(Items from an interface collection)

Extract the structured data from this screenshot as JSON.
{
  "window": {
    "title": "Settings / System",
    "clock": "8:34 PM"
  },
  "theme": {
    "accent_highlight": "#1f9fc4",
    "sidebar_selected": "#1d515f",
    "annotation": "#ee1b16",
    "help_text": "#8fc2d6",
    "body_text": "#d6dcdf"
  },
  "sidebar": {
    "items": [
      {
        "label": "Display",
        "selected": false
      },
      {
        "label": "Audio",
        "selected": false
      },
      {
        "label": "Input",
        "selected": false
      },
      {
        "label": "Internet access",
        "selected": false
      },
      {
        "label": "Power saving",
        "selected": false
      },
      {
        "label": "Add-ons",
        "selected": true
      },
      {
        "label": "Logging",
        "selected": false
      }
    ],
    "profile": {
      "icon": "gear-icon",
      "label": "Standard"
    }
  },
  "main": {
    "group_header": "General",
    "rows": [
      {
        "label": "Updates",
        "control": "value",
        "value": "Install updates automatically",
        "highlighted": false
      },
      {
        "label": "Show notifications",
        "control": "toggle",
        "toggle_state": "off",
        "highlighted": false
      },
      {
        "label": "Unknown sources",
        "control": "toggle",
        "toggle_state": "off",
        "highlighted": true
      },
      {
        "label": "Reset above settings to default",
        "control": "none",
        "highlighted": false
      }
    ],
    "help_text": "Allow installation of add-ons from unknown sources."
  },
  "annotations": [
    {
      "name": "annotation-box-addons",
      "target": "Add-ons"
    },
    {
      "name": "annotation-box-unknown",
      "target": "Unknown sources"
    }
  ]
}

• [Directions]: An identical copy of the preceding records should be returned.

• [Answer to the problem]:
Extract the structured data from this screenshot as JSON.
{
  "window": {
    "title": "Settings / System",
    "clock": "8:34 PM"
  },
  "theme": {
    "accent_highlight": "#1f9fc4",
    "sidebar_selected": "#1d515f",
    "annotation": "#ee1b16",
    "help_text": "#8fc2d6",
    "body_text": "#d6dcdf"
  },
  "sidebar": {
    "items": [
      {
        "label": "Display",
        "selected": false
      },
      {
        "label": "Audio",
        "selected": false
      },
      {
        "label": "Input",
        "selected": false
      },
      {
        "label": "Internet access",
        "selected": false
      },
      {
        "label": "Power saving",
        "selected": false
      },
      {
        "label": "Add-ons",
        "selected": true
      },
      {
        "label": "Logging",
        "selected": false
      }
    ],
    "profile": {
      "icon": "gear-icon",
      "label": "Standard"
    }
  },
  "main": {
    "group_header": "General",
    "rows": [
      {
        "label": "Updates",
        "control": "value",
        "value": "Install updates automatically",
        "highlighted": false
      },
      {
        "label": "Show notifications",
        "control": "toggle",
        "toggle_state": "off",
        "highlighted": false
      },
      {
        "label": "Unknown sources",
        "control": "toggle",
        "toggle_state": "off",
        "highlighted": true
      },
      {
        "label": "Reset above settings to default",
        "control": "none",
        "highlighted": false
      }
    ],
    "help_text": "Allow installation of add-ons from unknown sources."
  },
  "annotations": [
    {
      "name": "annotation-box-addons",
      "target": "Add-ons"
    },
    {
      "name": "annotation-box-unknown",
      "target": "Unknown sources"
    }
  ]
}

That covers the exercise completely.